Submitted by Susan Gill, Team Easyboot 2012 Member

At the last endurance ride, I got “bricked” badly. At my latest event, the Buchan Tall Timber Endurance Ride, I proved that the bruises are usually worth the bricking experience.

Affectionately known as That Buchan Ride (say it, don’t just read it), BTT has the lot. It’s a relatively new ride that I’ve helped organize for two years now, so still in it’s infancy and building a reputation. So far it’s known for being a challenging track, but achievable when ridden to the conditions.
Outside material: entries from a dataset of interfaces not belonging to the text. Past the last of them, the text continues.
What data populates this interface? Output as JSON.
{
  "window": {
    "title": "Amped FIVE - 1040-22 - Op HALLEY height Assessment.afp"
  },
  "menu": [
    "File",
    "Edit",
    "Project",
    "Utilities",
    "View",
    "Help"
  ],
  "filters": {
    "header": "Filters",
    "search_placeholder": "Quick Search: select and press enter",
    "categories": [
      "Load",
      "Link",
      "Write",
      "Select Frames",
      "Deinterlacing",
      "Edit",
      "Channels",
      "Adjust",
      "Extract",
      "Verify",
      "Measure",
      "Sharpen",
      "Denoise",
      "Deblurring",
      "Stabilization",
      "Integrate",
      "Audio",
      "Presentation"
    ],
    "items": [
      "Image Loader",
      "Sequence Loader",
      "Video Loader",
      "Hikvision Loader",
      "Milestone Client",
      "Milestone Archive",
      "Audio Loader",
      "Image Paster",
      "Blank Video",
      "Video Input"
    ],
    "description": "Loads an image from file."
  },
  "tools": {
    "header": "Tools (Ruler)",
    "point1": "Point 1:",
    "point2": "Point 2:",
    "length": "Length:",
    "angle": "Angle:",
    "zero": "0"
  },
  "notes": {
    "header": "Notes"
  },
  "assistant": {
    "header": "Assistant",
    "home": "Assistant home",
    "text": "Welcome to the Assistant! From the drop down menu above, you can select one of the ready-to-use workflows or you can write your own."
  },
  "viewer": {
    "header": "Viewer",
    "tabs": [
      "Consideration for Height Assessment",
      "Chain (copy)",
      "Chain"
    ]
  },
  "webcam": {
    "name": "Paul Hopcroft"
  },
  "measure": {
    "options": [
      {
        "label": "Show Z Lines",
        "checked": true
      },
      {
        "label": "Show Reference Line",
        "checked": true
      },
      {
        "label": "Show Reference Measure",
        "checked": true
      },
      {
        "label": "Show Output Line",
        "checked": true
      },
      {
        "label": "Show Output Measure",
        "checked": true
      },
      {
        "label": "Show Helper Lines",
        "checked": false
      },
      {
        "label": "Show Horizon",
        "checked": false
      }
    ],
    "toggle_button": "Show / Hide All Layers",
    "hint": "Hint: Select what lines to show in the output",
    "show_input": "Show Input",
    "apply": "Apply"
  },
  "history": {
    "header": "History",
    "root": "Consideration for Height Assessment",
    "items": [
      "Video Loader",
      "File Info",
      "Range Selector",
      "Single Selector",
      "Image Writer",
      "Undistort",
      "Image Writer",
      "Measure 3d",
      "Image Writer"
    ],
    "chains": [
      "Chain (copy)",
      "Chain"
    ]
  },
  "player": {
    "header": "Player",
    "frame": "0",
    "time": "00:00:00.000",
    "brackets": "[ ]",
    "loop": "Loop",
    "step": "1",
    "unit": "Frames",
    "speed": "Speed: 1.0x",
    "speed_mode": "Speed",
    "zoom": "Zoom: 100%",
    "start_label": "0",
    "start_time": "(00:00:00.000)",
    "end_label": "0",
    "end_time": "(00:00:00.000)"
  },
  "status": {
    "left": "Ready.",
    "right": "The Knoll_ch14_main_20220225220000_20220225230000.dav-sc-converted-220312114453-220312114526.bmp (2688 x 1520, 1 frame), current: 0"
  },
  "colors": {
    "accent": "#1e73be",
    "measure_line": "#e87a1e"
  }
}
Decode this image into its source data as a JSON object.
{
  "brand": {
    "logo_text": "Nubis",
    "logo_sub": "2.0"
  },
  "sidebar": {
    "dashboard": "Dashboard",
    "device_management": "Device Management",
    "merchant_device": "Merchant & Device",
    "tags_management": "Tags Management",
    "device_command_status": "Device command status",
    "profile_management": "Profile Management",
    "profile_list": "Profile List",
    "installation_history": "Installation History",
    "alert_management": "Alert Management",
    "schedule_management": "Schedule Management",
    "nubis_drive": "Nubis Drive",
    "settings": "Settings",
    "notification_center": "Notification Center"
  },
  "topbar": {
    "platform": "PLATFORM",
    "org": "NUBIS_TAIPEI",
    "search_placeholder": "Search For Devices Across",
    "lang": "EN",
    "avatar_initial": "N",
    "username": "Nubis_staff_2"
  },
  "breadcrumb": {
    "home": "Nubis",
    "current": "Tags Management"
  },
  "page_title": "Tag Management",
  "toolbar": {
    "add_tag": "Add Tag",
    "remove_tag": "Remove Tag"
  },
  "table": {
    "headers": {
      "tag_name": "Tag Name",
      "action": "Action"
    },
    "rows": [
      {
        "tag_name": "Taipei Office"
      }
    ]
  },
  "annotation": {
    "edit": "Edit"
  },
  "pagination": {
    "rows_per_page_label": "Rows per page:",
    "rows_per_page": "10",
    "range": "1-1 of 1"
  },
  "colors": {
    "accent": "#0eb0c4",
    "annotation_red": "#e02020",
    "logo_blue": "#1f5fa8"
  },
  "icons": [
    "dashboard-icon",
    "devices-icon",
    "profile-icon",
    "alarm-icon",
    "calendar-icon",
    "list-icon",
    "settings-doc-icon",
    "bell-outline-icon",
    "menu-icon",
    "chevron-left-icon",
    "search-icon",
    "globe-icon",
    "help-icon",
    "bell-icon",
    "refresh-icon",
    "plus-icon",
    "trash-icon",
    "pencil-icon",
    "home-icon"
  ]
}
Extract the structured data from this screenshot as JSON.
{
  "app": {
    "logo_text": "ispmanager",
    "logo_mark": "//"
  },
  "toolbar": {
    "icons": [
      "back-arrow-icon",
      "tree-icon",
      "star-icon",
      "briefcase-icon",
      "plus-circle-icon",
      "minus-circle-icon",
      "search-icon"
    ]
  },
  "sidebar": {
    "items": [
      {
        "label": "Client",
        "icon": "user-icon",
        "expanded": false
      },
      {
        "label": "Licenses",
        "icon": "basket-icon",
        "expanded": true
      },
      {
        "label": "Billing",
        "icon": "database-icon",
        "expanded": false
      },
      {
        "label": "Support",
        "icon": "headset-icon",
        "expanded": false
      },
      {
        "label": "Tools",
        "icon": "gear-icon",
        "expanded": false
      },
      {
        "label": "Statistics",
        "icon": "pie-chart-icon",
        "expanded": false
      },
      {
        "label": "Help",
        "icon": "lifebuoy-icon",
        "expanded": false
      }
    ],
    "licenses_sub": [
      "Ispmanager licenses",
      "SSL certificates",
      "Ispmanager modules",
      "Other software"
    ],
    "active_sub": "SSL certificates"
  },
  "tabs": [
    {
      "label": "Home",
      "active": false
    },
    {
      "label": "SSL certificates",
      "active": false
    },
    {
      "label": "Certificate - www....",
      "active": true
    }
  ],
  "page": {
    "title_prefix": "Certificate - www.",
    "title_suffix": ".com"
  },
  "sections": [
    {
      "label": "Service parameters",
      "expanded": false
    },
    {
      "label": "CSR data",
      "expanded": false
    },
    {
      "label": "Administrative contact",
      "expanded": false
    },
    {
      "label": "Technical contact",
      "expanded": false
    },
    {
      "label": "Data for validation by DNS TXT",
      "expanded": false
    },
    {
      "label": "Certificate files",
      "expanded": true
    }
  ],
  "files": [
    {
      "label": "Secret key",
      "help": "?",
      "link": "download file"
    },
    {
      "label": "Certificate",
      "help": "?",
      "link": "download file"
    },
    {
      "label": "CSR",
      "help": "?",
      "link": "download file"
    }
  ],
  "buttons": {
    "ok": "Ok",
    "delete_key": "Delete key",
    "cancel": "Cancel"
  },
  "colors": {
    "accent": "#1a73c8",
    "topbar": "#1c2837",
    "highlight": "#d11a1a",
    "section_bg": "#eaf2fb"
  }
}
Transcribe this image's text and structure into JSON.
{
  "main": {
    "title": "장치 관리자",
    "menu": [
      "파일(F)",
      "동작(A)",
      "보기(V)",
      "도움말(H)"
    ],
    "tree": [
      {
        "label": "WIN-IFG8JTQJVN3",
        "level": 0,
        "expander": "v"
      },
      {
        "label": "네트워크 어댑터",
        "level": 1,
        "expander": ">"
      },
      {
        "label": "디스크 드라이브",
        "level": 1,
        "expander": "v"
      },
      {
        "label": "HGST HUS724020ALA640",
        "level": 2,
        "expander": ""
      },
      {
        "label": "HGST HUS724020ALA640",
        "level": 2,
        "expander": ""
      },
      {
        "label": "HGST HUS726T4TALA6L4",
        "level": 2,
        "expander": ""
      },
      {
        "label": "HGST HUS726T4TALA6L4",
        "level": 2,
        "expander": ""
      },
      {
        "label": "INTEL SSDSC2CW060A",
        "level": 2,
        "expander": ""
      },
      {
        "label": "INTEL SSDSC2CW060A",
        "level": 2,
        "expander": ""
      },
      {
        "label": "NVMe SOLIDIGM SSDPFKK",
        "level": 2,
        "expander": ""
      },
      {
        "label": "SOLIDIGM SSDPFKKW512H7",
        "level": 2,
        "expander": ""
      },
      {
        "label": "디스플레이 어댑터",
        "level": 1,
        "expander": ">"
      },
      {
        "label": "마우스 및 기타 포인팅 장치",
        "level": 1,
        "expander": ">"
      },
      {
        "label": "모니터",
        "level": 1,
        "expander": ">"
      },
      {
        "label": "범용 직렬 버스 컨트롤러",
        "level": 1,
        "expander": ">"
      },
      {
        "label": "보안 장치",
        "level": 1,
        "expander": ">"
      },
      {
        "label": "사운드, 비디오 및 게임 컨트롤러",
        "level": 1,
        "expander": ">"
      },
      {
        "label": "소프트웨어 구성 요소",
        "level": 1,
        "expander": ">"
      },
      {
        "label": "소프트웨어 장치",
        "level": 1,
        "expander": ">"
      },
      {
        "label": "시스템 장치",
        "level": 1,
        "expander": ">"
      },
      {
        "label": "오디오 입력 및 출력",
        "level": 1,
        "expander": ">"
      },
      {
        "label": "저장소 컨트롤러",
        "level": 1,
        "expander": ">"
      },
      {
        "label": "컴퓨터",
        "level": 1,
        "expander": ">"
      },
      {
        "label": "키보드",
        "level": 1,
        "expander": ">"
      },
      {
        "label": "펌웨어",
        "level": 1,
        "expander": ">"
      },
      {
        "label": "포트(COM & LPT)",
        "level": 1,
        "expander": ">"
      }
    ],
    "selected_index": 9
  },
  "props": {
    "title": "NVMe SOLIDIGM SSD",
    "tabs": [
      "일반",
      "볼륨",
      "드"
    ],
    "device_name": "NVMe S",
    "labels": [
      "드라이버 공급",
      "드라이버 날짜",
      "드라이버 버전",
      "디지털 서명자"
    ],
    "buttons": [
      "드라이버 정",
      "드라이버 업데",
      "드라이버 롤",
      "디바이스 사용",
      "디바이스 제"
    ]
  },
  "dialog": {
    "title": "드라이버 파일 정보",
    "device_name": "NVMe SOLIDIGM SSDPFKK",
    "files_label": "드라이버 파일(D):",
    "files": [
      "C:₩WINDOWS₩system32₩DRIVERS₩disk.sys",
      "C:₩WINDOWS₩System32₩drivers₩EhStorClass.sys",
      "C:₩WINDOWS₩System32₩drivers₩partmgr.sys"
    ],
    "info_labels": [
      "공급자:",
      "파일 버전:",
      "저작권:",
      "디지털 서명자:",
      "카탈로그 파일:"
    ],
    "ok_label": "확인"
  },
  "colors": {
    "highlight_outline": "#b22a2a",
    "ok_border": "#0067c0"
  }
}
Conditions include rural and bush tracks, hills, river crossings, rocky sections of road, but plenty of good going too – lots of variety to keep both horse and rider interested.

Last year was unseasonably hot. This year was unseasonably wet. We had some areas of track that got marked at each end and that was it, because a vehicle could get bogged going through. The last thing we needed was to waste valuable time pulling out a stuck vehicle.

Stopping to glance down for a boot check after a boot-sucking, shoe-grabbing patch of track.

So hills, rivers and bogs, slippery uphill and downhill sections, and potential to move along in other stretches – all situations destined to pull off Joby’s front boots. My ideal Plan A – use my recently acquired experience and ride her in Gloves with customized Sikaflex pads on all four feet, accessorized with Powerstraps on her fronts.  My realistic Plan B regarding opportunity was to swap the Sikaflex with worn-in comfort pads on her forefeet, and use plain Gloves on her hinds which haven’t been a problem.

One of Joby’s front boots, post-ride with a minimal amount of debris considering they’d done 80km all up with quite a few mudbaths included. The comfort pad is a bit mangled but the imprint shows it was still providing some extra cushioning and stimulation to her hoof.

The ride was fantastic. Joby completed her 3rd novice ride so is now eligible for Open Endurance Status. And I didn’t have to get off once to even adjust a boot, let alone replace one.

Yep, being hit with a brick can pay off.

Susan Gill